The sandwich generation experiences the joys of kids growing up and the sorrow of aging parents.
Earlier this summer, T showed interest in bike riding again after having no interest last year.
While he loves zipping down the park, he doesn’t yet feel comfortable taking off the training wheels.
And that’s ok.
I thought about the milestones T has experienced and the ones ahead – and it feels like a series of buildups to taking off the training wheels.
Hands pressed against the wall as he learned to walk. Holding my hand as he learned to go up and down stairs. Hand over hand as he learned to eat with utensils. Getting him potty trained. Hours of practice to help him learn to read.
For me, training wheels also represent the additional scaffolding supports we’ve been blessed to have for T.
Speech therapy to help him learn to talk. Behaviour therapy to help us support T in his early years. His amazing Child and Youth Workers who supported him in kindergarten and Grade 1.
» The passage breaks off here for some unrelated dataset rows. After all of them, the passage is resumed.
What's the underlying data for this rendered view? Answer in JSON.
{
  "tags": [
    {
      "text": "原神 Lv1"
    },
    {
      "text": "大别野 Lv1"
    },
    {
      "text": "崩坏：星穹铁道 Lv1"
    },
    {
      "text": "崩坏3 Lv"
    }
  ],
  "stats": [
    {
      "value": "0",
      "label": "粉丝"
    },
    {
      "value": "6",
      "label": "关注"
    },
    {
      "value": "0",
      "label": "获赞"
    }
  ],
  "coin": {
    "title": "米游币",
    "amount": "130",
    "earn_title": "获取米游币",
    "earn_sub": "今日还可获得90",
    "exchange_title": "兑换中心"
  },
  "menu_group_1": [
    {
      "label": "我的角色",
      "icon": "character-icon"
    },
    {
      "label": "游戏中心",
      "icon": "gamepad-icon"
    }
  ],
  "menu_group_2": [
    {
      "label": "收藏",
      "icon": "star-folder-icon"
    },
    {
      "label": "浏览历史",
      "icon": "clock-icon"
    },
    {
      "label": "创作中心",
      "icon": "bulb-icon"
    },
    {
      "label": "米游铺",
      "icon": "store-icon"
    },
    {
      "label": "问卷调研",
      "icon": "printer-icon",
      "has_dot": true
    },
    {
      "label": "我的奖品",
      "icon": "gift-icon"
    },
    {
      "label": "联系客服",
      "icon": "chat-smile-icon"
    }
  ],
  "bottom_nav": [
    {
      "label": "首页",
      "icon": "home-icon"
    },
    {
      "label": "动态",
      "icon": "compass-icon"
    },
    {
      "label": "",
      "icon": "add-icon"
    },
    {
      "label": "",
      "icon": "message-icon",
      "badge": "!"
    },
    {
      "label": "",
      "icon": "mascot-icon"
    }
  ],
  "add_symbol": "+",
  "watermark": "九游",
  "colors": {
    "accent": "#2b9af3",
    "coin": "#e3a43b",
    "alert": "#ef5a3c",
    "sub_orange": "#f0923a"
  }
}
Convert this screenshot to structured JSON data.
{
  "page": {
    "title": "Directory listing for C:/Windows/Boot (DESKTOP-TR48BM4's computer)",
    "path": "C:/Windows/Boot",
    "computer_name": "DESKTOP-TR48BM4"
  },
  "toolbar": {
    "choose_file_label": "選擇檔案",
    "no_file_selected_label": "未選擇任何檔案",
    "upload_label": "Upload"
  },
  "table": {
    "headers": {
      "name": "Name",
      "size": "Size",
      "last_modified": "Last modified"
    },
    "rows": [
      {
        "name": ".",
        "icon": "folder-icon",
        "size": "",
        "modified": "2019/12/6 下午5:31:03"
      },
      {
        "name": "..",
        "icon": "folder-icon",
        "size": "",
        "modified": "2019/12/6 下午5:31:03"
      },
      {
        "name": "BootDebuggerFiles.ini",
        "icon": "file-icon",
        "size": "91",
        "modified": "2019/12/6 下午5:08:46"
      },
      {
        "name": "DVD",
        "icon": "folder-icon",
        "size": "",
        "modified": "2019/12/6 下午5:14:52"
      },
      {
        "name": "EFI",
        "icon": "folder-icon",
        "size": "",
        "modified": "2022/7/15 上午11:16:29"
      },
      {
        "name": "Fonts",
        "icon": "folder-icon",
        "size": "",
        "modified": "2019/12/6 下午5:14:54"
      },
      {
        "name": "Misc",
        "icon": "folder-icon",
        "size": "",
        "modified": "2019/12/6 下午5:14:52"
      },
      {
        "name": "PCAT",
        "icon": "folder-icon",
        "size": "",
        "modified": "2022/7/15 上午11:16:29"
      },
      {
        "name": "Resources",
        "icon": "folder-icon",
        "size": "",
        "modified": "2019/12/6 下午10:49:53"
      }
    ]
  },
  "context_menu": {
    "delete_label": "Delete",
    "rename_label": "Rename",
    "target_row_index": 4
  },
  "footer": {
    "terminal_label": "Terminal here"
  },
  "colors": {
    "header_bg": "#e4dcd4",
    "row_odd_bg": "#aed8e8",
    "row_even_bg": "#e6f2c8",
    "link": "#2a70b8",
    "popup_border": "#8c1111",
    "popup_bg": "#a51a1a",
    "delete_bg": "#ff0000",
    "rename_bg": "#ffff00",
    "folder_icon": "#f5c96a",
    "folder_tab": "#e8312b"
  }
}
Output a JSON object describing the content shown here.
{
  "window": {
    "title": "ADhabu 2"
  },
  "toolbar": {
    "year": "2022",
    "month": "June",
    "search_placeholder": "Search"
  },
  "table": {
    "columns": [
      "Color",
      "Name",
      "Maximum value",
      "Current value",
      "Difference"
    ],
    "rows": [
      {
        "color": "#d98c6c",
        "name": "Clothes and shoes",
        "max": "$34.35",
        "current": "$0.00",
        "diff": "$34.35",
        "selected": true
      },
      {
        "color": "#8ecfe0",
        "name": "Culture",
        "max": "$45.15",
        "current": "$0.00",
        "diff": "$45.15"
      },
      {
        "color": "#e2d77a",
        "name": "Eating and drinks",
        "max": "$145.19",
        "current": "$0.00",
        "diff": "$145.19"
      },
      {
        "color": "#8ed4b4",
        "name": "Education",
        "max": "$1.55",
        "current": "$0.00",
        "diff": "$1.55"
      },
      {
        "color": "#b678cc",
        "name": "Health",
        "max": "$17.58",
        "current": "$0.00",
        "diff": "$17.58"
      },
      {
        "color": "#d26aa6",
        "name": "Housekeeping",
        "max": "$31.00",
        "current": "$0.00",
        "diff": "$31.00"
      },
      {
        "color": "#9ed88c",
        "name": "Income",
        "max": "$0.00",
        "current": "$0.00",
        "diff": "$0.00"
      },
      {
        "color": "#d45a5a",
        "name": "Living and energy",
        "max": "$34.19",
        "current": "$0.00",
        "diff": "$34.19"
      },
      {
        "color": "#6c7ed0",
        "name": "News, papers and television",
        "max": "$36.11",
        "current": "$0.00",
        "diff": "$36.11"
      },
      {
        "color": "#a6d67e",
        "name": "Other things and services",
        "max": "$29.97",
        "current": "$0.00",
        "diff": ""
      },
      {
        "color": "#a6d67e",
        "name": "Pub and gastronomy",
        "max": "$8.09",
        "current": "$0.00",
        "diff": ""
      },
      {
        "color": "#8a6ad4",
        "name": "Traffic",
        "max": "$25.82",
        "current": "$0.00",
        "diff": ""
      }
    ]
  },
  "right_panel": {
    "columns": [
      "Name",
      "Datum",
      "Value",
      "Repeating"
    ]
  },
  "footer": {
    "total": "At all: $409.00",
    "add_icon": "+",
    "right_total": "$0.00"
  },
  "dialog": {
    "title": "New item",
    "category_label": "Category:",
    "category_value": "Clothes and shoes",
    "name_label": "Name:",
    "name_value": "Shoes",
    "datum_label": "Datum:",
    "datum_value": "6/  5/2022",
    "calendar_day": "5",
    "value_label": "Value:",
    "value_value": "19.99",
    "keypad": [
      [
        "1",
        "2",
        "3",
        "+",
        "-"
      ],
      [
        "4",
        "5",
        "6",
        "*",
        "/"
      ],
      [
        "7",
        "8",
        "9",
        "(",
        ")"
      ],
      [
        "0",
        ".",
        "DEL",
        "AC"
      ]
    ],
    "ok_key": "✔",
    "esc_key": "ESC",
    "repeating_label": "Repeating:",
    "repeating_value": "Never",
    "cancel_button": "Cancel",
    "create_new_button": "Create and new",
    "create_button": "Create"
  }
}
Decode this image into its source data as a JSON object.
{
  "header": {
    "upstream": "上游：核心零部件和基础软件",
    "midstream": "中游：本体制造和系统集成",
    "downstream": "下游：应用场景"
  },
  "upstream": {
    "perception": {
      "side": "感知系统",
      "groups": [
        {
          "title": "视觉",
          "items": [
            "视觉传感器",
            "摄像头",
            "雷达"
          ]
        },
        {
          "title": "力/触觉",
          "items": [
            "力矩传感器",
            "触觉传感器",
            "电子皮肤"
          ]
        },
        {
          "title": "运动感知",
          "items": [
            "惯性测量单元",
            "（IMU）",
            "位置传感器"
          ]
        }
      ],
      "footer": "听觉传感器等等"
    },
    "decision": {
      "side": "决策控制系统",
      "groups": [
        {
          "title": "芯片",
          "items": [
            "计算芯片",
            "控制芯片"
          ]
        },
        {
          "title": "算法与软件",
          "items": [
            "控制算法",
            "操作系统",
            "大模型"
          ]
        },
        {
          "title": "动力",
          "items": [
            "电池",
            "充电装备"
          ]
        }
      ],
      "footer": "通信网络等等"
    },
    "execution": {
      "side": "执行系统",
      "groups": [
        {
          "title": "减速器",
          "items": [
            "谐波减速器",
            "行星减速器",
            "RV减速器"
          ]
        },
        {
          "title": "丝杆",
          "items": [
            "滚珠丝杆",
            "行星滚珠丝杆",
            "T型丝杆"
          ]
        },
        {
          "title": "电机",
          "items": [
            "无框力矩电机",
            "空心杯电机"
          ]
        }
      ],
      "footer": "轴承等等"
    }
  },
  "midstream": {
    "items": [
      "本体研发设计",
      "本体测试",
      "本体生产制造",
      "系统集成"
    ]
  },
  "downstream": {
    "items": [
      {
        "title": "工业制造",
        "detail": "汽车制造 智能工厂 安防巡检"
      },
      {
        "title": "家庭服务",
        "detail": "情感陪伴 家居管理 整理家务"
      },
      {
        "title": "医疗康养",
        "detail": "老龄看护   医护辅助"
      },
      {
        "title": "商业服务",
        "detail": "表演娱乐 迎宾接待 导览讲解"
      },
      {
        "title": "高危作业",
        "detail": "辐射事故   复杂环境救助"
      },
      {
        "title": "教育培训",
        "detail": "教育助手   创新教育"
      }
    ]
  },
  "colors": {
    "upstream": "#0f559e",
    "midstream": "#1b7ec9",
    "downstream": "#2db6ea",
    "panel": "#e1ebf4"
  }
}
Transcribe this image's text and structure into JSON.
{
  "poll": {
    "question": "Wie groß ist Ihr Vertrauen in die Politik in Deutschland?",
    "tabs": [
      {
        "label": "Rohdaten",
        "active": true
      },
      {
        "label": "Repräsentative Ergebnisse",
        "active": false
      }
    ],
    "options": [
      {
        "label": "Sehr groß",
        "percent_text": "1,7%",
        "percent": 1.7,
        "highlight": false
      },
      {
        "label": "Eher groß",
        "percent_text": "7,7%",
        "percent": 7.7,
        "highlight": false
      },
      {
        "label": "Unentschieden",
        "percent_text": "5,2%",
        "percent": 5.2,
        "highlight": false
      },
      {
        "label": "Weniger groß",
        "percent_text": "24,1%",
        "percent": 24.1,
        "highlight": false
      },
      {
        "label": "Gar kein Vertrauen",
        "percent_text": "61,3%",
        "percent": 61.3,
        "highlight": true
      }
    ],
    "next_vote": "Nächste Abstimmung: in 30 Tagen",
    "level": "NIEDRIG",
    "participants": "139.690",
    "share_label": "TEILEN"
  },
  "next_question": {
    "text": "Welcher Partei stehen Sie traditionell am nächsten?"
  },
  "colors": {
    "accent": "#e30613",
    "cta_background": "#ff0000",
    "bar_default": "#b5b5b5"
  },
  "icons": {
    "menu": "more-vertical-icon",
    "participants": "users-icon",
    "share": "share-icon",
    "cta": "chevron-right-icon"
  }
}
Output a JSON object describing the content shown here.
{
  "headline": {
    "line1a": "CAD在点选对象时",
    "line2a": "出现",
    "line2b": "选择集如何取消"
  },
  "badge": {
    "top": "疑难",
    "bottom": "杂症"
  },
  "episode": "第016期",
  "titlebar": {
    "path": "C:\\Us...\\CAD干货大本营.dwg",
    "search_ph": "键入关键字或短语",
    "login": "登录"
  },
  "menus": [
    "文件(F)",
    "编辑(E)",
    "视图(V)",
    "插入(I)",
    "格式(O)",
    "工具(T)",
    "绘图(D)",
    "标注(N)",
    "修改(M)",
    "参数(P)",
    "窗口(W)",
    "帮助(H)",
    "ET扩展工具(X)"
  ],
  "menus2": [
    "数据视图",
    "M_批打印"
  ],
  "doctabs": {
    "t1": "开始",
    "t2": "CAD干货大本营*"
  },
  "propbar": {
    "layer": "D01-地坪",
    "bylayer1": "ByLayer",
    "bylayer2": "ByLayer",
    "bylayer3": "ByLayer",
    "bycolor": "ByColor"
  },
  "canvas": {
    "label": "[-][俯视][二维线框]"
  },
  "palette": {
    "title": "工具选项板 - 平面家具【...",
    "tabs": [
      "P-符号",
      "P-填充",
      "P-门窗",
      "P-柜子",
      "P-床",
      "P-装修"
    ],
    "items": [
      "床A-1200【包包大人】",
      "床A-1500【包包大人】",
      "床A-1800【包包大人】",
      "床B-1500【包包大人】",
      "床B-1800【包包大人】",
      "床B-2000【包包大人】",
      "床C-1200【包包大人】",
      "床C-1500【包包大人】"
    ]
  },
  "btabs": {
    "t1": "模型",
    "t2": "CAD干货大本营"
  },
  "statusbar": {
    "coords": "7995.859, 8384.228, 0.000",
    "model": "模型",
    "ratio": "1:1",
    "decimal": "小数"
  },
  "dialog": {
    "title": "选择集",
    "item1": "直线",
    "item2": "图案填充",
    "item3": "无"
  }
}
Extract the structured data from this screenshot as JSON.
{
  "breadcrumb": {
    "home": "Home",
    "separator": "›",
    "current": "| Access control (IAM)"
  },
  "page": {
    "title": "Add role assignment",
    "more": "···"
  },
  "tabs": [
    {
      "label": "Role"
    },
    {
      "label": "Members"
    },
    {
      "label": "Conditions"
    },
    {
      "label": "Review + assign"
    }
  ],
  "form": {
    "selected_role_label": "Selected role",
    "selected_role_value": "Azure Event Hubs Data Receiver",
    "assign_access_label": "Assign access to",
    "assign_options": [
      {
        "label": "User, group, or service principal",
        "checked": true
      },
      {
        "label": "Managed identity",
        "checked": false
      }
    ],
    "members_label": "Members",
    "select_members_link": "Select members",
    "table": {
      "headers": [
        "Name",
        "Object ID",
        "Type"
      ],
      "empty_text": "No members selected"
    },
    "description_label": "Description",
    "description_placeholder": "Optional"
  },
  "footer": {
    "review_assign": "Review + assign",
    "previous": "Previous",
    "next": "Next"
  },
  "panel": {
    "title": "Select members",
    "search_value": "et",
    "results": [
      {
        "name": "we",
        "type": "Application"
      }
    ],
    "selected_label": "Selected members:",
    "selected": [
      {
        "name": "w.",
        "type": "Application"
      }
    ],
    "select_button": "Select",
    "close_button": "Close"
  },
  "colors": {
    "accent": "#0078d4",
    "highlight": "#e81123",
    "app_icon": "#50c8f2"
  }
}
In my prayers, I often hope for T to be successfully independent one day.
It’s too early to tell what the future holds, but I am aware there may be a future where the training wheels don’t completely come off.
Life is a circle – our youth a mirror image of our twilight years.
As I coordinated and took Ma to her appointments the last two years after her stroke and then her muscle disease, I thought about how training wheels return in our elder years.
I watched her work hard during physiotherapy appointments to learn to walk with balance.
I listened with amusement as she told me about working with a speech therapist after her stroke caused her to slur her speech.
I am aware of how limited time is as she asks to hold my hand when we walk outside.
Being part of the sandwich generation is an inevitable part of growing up.
The most trying moment to date was a very stressful week this past March.
As we looked forward to a long-awaited Spring Break vacation, I had to plough through four busy days of work plus four appointments for Ma.
Then T got sent home sick. So we also had to take care of a sick child and virtual schooling, plus the anxiety of our vacation being in jeopardy.
It all worked out – but the stress taught me I can’t do it all and to set clearer boundaries.
A morbid person might say the second we enter this life, we are taking steps towards our exit.
But I choose to enjoy the incremental milestones, detours and side trips along the road of life.
Take it a day at a time and have faith that things work out the way they should and that every life lesson is a quiet teacher.
As with most milestones, T will move at his own pace – sometimes faster, sometimes as anticipated, sometimes needing more time.
This summer, he decided he would finally brush his own teeth without help from the hubby and I.
During a recent morning, he zipped through getting ready in the morning – which can be torture at times – getting dressed, brushing his teeth and combing his hair. All on his own.
Then said with a big smile, “Don’t I look handsome?”
He sure did. And very modest too, apparently!